Problem details = Only an exact copy of every record counts as an answer.

*** Opening Input records ***

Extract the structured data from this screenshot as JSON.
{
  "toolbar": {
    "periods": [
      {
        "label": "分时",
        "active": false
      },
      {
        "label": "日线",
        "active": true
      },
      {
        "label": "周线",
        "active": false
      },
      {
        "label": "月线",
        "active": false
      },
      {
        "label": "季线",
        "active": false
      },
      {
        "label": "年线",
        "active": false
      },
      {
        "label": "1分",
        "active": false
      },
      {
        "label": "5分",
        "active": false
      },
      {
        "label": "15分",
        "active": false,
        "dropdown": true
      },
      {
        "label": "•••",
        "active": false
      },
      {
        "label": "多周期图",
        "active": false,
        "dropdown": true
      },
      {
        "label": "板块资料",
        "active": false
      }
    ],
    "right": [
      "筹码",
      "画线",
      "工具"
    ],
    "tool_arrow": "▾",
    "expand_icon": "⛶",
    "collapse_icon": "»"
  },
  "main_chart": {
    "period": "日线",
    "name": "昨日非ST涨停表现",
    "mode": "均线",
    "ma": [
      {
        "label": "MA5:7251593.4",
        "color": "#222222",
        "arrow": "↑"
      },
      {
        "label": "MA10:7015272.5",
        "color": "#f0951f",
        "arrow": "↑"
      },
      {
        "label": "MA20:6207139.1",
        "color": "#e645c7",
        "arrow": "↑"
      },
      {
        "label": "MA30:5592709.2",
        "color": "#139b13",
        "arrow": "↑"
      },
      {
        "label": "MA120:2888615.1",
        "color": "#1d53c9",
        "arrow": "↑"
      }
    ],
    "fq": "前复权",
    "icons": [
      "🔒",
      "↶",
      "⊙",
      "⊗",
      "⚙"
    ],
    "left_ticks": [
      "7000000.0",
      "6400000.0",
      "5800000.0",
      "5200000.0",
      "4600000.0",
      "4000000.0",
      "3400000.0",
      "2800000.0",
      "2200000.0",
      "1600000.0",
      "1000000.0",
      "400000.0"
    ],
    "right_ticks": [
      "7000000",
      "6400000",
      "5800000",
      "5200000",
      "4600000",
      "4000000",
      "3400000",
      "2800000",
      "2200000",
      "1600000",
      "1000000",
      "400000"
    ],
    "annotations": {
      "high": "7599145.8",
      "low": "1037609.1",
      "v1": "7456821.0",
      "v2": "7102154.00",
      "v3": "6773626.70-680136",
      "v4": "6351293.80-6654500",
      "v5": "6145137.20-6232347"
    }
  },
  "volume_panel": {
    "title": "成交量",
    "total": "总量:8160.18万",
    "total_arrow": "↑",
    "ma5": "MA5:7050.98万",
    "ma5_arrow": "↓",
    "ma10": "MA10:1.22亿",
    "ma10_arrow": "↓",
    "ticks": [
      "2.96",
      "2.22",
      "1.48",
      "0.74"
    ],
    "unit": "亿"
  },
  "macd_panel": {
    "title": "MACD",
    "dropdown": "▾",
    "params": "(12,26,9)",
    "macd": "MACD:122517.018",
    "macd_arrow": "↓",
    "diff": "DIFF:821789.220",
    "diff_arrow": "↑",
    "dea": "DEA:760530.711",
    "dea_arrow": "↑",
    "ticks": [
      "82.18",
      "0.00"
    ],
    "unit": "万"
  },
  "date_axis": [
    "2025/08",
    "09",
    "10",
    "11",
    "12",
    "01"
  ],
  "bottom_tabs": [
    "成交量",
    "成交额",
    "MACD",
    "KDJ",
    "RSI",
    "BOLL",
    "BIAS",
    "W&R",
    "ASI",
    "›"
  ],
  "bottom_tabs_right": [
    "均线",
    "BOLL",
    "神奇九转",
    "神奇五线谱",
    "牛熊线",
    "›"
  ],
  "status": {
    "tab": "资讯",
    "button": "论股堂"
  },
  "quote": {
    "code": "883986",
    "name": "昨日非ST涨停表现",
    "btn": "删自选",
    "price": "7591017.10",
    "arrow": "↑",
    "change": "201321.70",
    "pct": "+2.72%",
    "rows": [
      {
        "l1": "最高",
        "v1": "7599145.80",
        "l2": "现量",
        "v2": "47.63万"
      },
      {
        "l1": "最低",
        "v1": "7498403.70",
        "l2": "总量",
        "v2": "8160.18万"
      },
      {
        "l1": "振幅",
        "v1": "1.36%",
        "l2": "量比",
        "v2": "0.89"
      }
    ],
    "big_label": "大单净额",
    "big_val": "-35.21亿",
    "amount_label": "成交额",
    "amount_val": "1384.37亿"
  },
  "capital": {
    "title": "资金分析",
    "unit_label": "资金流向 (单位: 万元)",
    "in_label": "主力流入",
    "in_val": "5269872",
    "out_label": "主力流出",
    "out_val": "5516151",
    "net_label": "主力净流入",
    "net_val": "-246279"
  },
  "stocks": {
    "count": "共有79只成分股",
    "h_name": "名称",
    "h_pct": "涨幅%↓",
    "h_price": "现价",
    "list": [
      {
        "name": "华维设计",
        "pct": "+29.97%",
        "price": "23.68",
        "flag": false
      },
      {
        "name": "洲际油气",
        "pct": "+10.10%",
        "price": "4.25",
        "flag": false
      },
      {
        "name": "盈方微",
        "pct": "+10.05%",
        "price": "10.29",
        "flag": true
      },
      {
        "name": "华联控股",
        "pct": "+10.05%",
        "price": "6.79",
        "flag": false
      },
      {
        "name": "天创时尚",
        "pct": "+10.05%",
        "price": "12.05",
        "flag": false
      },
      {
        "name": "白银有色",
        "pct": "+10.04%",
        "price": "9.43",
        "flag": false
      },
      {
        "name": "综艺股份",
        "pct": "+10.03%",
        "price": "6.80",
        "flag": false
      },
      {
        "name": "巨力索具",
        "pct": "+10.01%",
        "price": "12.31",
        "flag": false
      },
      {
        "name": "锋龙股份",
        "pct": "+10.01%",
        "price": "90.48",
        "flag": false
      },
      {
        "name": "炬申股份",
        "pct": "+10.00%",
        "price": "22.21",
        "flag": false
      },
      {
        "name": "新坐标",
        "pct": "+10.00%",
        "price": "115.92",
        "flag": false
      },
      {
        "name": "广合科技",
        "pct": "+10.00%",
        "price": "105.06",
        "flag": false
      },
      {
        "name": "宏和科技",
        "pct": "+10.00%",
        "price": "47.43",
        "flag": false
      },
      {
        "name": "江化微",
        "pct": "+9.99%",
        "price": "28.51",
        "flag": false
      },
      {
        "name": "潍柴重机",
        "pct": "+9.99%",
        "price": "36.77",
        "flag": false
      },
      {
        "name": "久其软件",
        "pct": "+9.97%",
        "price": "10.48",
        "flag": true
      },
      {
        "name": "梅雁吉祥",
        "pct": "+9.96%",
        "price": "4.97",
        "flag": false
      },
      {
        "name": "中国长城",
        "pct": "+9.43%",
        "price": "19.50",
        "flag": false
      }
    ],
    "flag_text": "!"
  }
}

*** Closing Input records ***

Task answer =
Extract the structured data from this screenshot as JSON.
{
  "toolbar": {
    "periods": [
      {
        "label": "分时",
        "active": false
      },
      {
        "label": "日线",
        "active": true
      },
      {
        "label": "周线",
        "active": false
      },
      {
        "label": "月线",
        "active": false
      },
      {
        "label": "季线",
        "active": false
      },
      {
        "label": "年线",
        "active": false
      },
      {
        "label": "1分",
        "active": false
      },
      {
        "label": "5分",
        "active": false
      },
      {
        "label": "15分",
        "active": false,
        "dropdown": true
      },
      {
        "label": "•••",
        "active": false
      },
      {
        "label": "多周期图",
        "active": false,
        "dropdown": true
      },
      {
        "label": "板块资料",
        "active": false
      }
    ],
    "right": [
      "筹码",
      "画线",
      "工具"
    ],
    "tool_arrow": "▾",
    "expand_icon": "⛶",
    "collapse_icon": "»"
  },
  "main_chart": {
    "period": "日线",
    "name": "昨日非ST涨停表现",
    "mode": "均线",
    "ma": [
      {
        "label": "MA5:7251593.4",
        "color": "#222222",
        "arrow": "↑"
      },
      {
        "label": "MA10:7015272.5",
        "color": "#f0951f",
        "arrow": "↑"
      },
      {
        "label": "MA20:6207139.1",
        "color": "#e645c7",
        "arrow": "↑"
      },
      {
        "label": "MA30:5592709.2",
        "color": "#139b13",
        "arrow": "↑"
      },
      {
        "label": "MA120:2888615.1",
        "color": "#1d53c9",
        "arrow": "↑"
      }
    ],
    "fq": "前复权",
    "icons": [
      "🔒",
      "↶",
      "⊙",
      "⊗",
      "⚙"
    ],
    "left_ticks": [
      "7000000.0",
      "6400000.0",
      "5800000.0",
      "5200000.0",
      "4600000.0",
      "4000000.0",
      "3400000.0",
      "2800000.0",
      "2200000.0",
      "1600000.0",
      "1000000.0",
      "400000.0"
    ],
    "right_ticks": [
      "7000000",
      "6400000",
      "5800000",
      "5200000",
      "4600000",
      "4000000",
      "3400000",
      "2800000",
      "2200000",
      "1600000",
      "1000000",
      "400000"
    ],
    "annotations": {
      "high": "7599145.8",
      "low": "1037609.1",
      "v1": "7456821.0",
      "v2": "7102154.00",
      "v3": "6773626.70-680136",
      "v4": "6351293.80-6654500",
      "v5": "6145137.20-6232347"
    }
  },
  "volume_panel": {
    "title": "成交量",
    "total": "总量:8160.18万",
    "total_arrow": "↑",
    "ma5": "MA5:7050.98万",
    "ma5_arrow": "↓",
    "ma10": "MA10:1.22亿",
    "ma10_arrow": "↓",
    "ticks": [
      "2.96",
      "2.22",
      "1.48",
      "0.74"
    ],
    "unit": "亿"
  },
  "macd_panel": {
    "title": "MACD",
    "dropdown": "▾",
    "params": "(12,26,9)",
    "macd": "MACD:122517.018",
    "macd_arrow": "↓",
    "diff": "DIFF:821789.220",
    "diff_arrow": "↑",
    "dea": "DEA:760530.711",
    "dea_arrow": "↑",
    "ticks": [
      "82.18",
      "0.00"
    ],
    "unit": "万"
  },
  "date_axis": [
    "2025/08",
    "09",
    "10",
    "11",
    "12",
    "01"
  ],
  "bottom_tabs": [
    "成交量",
    "成交额",
    "MACD",
    "KDJ",
    "RSI",
    "BOLL",
    "BIAS",
    "W&R",
    "ASI",
    "›"
  ],
  "bottom_tabs_right": [
    "均线",
    "BOLL",
    "神奇九转",
    "神奇五线谱",
    "牛熊线",
    "›"
  ],
  "status": {
    "tab": "资讯",
    "button": "论股堂"
  },
  "quote": {
    "code": "883986",
    "name": "昨日非ST涨停表现",
    "btn": "删自选",
    "price": "7591017.10",
    "arrow": "↑",
    "change": "201321.70",
    "pct": "+2.72%",
    "rows": [
      {
        "l1": "最高",
        "v1": "7599145.80",
        "l2": "现量",
        "v2": "47.63万"
      },
      {
        "l1": "最低",
        "v1": "7498403.70",
        "l2": "总量",
        "v2": "8160.18万"
      },
      {
        "l1": "振幅",
        "v1": "1.36%",
        "l2": "量比",
        "v2": "0.89"
      }
    ],
    "big_label": "大单净额",
    "big_val": "-35.21亿",
    "amount_label": "成交额",
    "amount_val": "1384.37亿"
  },
  "capital": {
    "title": "资金分析",
    "unit_label": "资金流向 (单位: 万元)",
    "in_label": "主力流入",
    "in_val": "5269872",
    "out_label": "主力流出",
    "out_val": "5516151",
    "net_label": "主力净流入",
    "net_val": "-246279"
  },
  "stocks": {
    "count": "共有79只成分股",
    "h_name": "名称",
    "h_pct": "涨幅%↓",
    "h_price": "现价",
    "list": [
      {
        "name": "华维设计",
        "pct": "+29.97%",
        "price": "23.68",
        "flag": false
      },
      {
        "name": "洲际油气",
        "pct": "+10.10%",
        "price": "4.25",
        "flag": false
      },
      {
        "name": "盈方微",
        "pct": "+10.05%",
        "price": "10.29",
        "flag": true
      },
      {
        "name": "华联控股",
        "pct": "+10.05%",
        "price": "6.79",
        "flag": false
      },
      {
        "name": "天创时尚",
        "pct": "+10.05%",
        "price": "12.05",
        "flag": false
      },
      {
        "name": "白银有色",
        "pct": "+10.04%",
        "price": "9.43",
        "flag": false
      },
      {
        "name": "综艺股份",
        "pct": "+10.03%",
        "price": "6.80",
        "flag": false
      },
      {
        "name": "巨力索具",
        "pct": "+10.01%",
        "price": "12.31",
        "flag": false
      },
      {
        "name": "锋龙股份",
        "pct": "+10.01%",
        "price": "90.48",
        "flag": false
      },
      {
        "name": "炬申股份",
        "pct": "+10.00%",
        "price": "22.21",
        "flag": false
      },
      {
        "name": "新坐标",
        "pct": "+10.00%",
        "price": "115.92",
        "flag": false
      },
      {
        "name": "广合科技",
        "pct": "+10.00%",
        "price": "105.06",
        "flag": false
      },
      {
        "name": "宏和科技",
        "pct": "+10.00%",
        "price": "47.43",
        "flag": false
      },
      {
        "name": "江化微",
        "pct": "+9.99%",
        "price": "28.51",
        "flag": false
      },
      {
        "name": "潍柴重机",
        "pct": "+9.99%",
        "price": "36.77",
        "flag": false
      },
      {
        "name": "久其软件",
        "pct": "+9.97%",
        "price": "10.48",
        "flag": true
      },
      {
        "name": "梅雁吉祥",
        "pct": "+9.96%",
        "price": "4.97",
        "flag": false
      },
      {
        "name": "中国长城",
        "pct": "+9.43%",
        "price": "19.50",
        "flag": false
      }
    ],
    "flag_text": "!"
  }
}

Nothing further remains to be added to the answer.